[Interface dataset entries]
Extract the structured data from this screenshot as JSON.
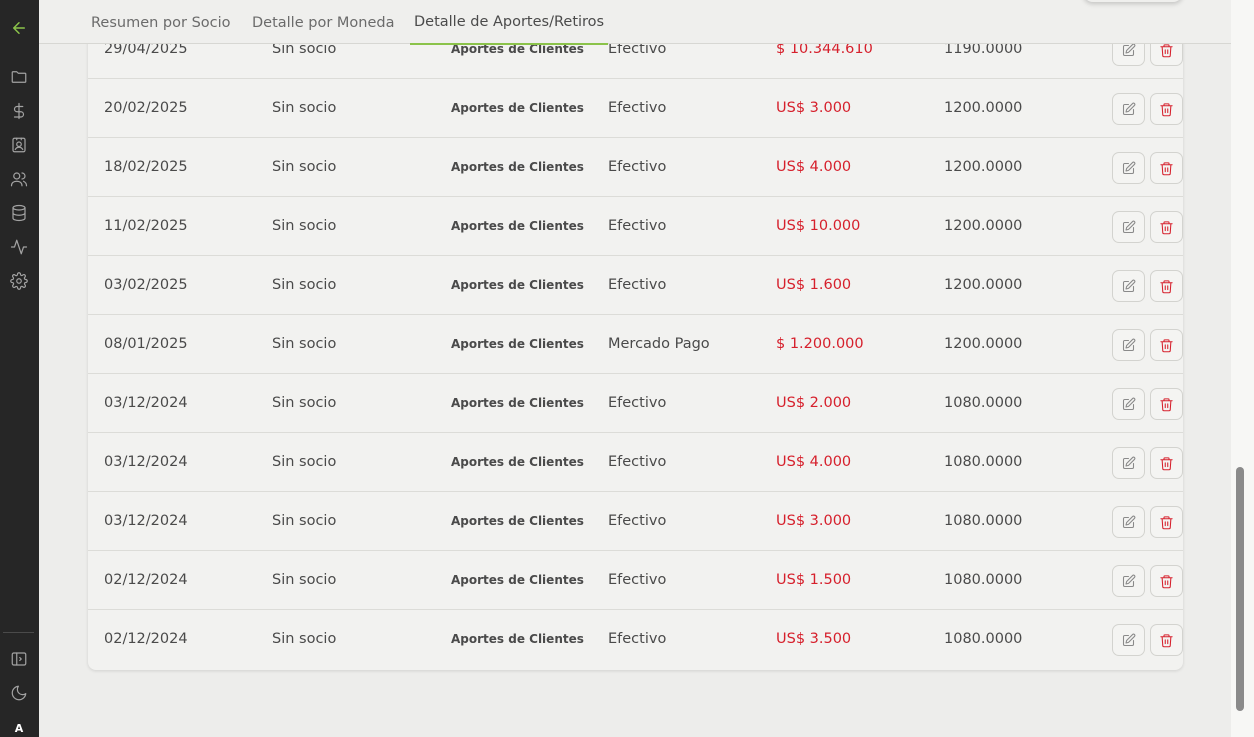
{
  "sidebar": {
    "icons": [
      "back-arrow-icon",
      "folder-icon",
      "dollar-icon",
      "contact-book-icon",
      "users-icon",
      "database-icon",
      "activity-icon",
      "gear-icon",
      "sidebar-toggle-icon",
      "moon-icon"
    ],
    "avatar_letter": "A"
  },
  "tabs": [
    {
      "label": "Resumen por Socio",
      "active": false
    },
    {
      "label": "Detalle por Moneda",
      "active": false
    },
    {
      "label": "Detalle de Aportes/Retiros",
      "active": true
    }
  ],
  "colors": {
    "accent": "#8bc34a",
    "amount": "#d6202c",
    "sidebar": "#262626"
  },
  "rows": [
    {
      "fecha": "29/04/2025",
      "socio": "Sin socio",
      "tipo": "Aportes de Clientes",
      "medio": "Efectivo",
      "monto": "$ 10.344.610",
      "cotizacion": "1190.0000"
    },
    {
      "fecha": "20/02/2025",
      "socio": "Sin socio",
      "tipo": "Aportes de Clientes",
      "medio": "Efectivo",
      "monto": "US$ 3.000",
      "cotizacion": "1200.0000"
    },
    {
      "fecha": "18/02/2025",
      "socio": "Sin socio",
      "tipo": "Aportes de Clientes",
      "medio": "Efectivo",
      "monto": "US$ 4.000",
      "cotizacion": "1200.0000"
    },
    {
      "fecha": "11/02/2025",
      "socio": "Sin socio",
      "tipo": "Aportes de Clientes",
      "medio": "Efectivo",
      "monto": "US$ 10.000",
      "cotizacion": "1200.0000"
    },
    {
      "fecha": "03/02/2025",
      "socio": "Sin socio",
      "tipo": "Aportes de Clientes",
      "medio": "Efectivo",
      "monto": "US$ 1.600",
      "cotizacion": "1200.0000"
    },
    {
      "fecha": "08/01/2025",
      "socio": "Sin socio",
      "tipo": "Aportes de Clientes",
      "medio": "Mercado Pago",
      "monto": "$ 1.200.000",
      "cotizacion": "1200.0000"
    },
    {
      "fecha": "03/12/2024",
      "socio": "Sin socio",
      "tipo": "Aportes de Clientes",
      "medio": "Efectivo",
      "monto": "US$ 2.000",
      "cotizacion": "1080.0000"
    },
    {
      "fecha": "03/12/2024",
      "socio": "Sin socio",
      "tipo": "Aportes de Clientes",
      "medio": "Efectivo",
      "monto": "US$ 4.000",
      "cotizacion": "1080.0000"
    },
    {
      "fecha": "03/12/2024",
      "socio": "Sin socio",
      "tipo": "Aportes de Clientes",
      "medio": "Efectivo",
      "monto": "US$ 3.000",
      "cotizacion": "1080.0000"
    },
    {
      "fecha": "02/12/2024",
      "socio": "Sin socio",
      "tipo": "Aportes de Clientes",
      "medio": "Efectivo",
      "monto": "US$ 1.500",
      "cotizacion": "1080.0000"
    },
    {
      "fecha": "02/12/2024",
      "socio": "Sin socio",
      "tipo": "Aportes de Clientes",
      "medio": "Efectivo",
      "monto": "US$ 3.500",
      "cotizacion": "1080.0000"
    }
  ]
}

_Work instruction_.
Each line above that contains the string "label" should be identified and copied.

_Exercise output_.
      "label": "Resumen por Socio",
      "label": "Detalle por Moneda",
      "label": "Detalle de Aportes/Retiros",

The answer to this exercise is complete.